*Task to complete:* Determine the number of lines in these entries that hold the word "nach". Give the number and nothing more.

*Given records:*
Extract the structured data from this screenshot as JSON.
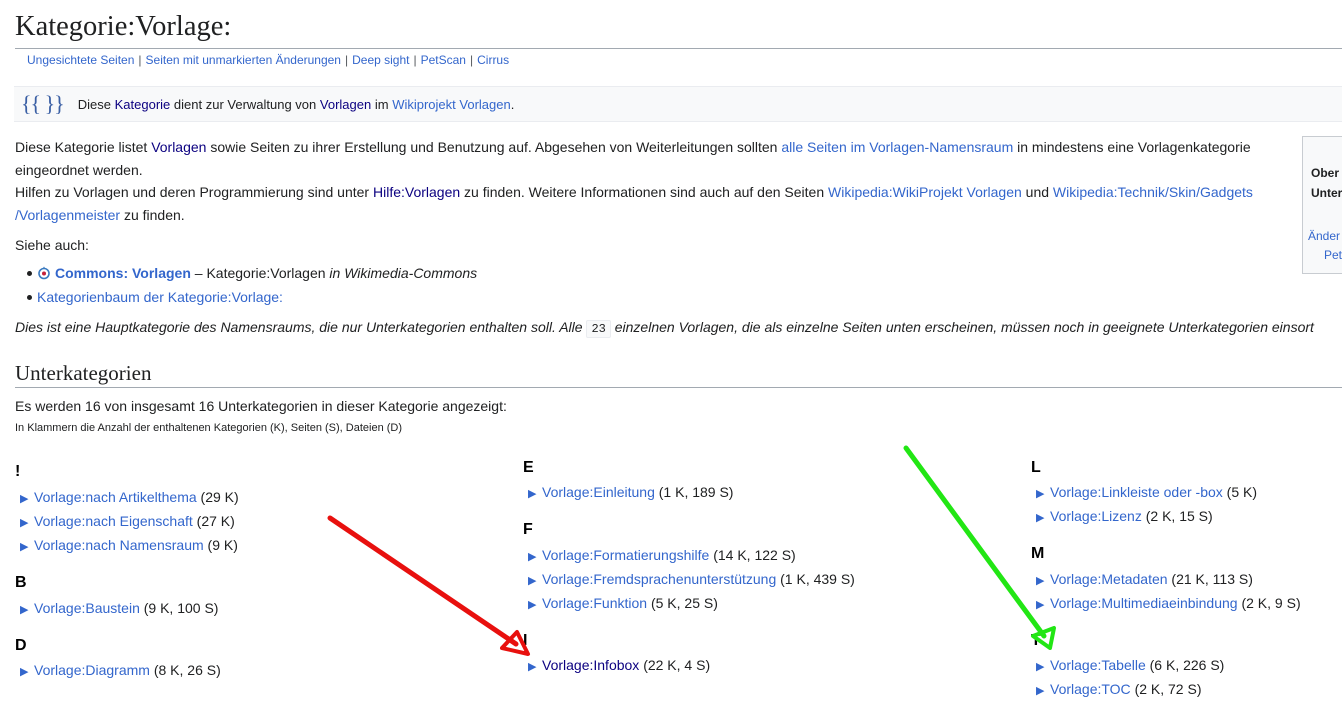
{
  "page": {
    "title": "Kategorie:Vorlage:"
  },
  "toolbar": {
    "links": [
      "Ungesichtete Seiten",
      "Seiten mit unmarkierten Änderungen",
      "Deep sight",
      "PetScan",
      "Cirrus"
    ]
  },
  "notice": {
    "icon": "{{ }}",
    "t1": "Diese",
    "l1": "Kategorie",
    "t2": "dient zur Verwaltung von",
    "l2": "Vorlagen",
    "t3": "im",
    "l3": "Wikiprojekt Vorlagen",
    "t4": "."
  },
  "side_box": {
    "bold1": "Ober",
    "bold2": "Unter",
    "link1": "Änder",
    "link2": "Pet"
  },
  "intro": {
    "p1_a": "Diese Kategorie listet ",
    "p1_link1": "Vorlagen",
    "p1_b": " sowie Seiten zu ihrer Erstellung und Benutzung auf. Abgesehen von Weiterleitungen sollten ",
    "p1_link2": "alle Seiten im Vorlagen-Namensraum",
    "p1_c": " in mindestens eine Vorlagenkategorie eingeordnet werden.",
    "p2_a": "Hilfen zu Vorlagen und deren Programmierung sind unter ",
    "p2_link1": "Hilfe:Vorlagen",
    "p2_b": " zu finden. Weitere Informationen sind auch auf den Seiten ",
    "p2_link2": "Wikipedia:WikiProjekt Vorlagen",
    "p2_c": " und ",
    "p2_link3": "Wikipedia:Technik/Skin/Gadgets /Vorlagenmeister",
    "p2_d": " zu finden."
  },
  "see_also": {
    "label": "Siehe auch:",
    "commons_link": "Commons: Vorlagen",
    "commons_rest": " – Kategorie:Vorlagen ",
    "commons_italic": "in Wikimedia-Commons",
    "tree_link": "Kategorienbaum der Kategorie:Vorlage:"
  },
  "main_note": {
    "a": "Dies ist eine Hauptkategorie des Namensraums, die nur Unterkategorien enthalten soll. Alle ",
    "count": "23",
    "b": " einzelnen Vorlagen, die als einzelne Seiten unten erscheinen, müssen noch in geeignete Unterkategorien einsort"
  },
  "subcategories": {
    "heading": "Unterkategorien",
    "count_text": "Es werden 16 von insgesamt 16 Unterkategorien in dieser Kategorie angezeigt:",
    "legend": "In Klammern die Anzahl der enthaltenen Kategorien (K), Seiten (S), Dateien (D)",
    "columns": [
      {
        "groups": [
          {
            "letter": "!",
            "items": [
              {
                "name": "Vorlage:nach Artikelthema",
                "count": "(29 K)"
              },
              {
                "name": "Vorlage:nach Eigenschaft",
                "count": "(27 K)"
              },
              {
                "name": "Vorlage:nach Namensraum",
                "count": "(9 K)"
              }
            ]
          },
          {
            "letter": "B",
            "items": [
              {
                "name": "Vorlage:Baustein",
                "count": "(9 K, 100 S)"
              }
            ]
          },
          {
            "letter": "D",
            "items": [
              {
                "name": "Vorlage:Diagramm",
                "count": "(8 K, 26 S)"
              }
            ]
          }
        ]
      },
      {
        "groups": [
          {
            "letter": "E",
            "items": [
              {
                "name": "Vorlage:Einleitung",
                "count": "(1 K, 189 S)"
              }
            ]
          },
          {
            "letter": "F",
            "items": [
              {
                "name": "Vorlage:Formatierungshilfe",
                "count": "(14 K, 122 S)"
              },
              {
                "name": "Vorlage:Fremdsprachenunterstützung",
                "count": "(1 K, 439 S)"
              },
              {
                "name": "Vorlage:Funktion",
                "count": "(5 K, 25 S)"
              }
            ]
          },
          {
            "letter": "I",
            "items": [
              {
                "name": "Vorlage:Infobox",
                "count": "(22 K, 4 S)"
              }
            ]
          }
        ]
      },
      {
        "groups": [
          {
            "letter": "L",
            "items": [
              {
                "name": "Vorlage:Linkleiste oder -box",
                "count": "(5 K)"
              },
              {
                "name": "Vorlage:Lizenz",
                "count": "(2 K, 15 S)"
              }
            ]
          },
          {
            "letter": "M",
            "items": [
              {
                "name": "Vorlage:Metadaten",
                "count": "(21 K, 113 S)"
              },
              {
                "name": "Vorlage:Multimediaeinbindung",
                "count": "(2 K, 9 S)"
              }
            ]
          },
          {
            "letter": "T",
            "items": [
              {
                "name": "Vorlage:Tabelle",
                "count": "(6 K, 226 S)"
              },
              {
                "name": "Vorlage:TOC",
                "count": "(2 K, 72 S)"
              }
            ]
          }
        ]
      }
    ]
  },
  "annotations": {
    "red_arrow_color": "#e8100e",
    "green_arrow_color": "#22e614"
  }
}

*Completed exercise:* 3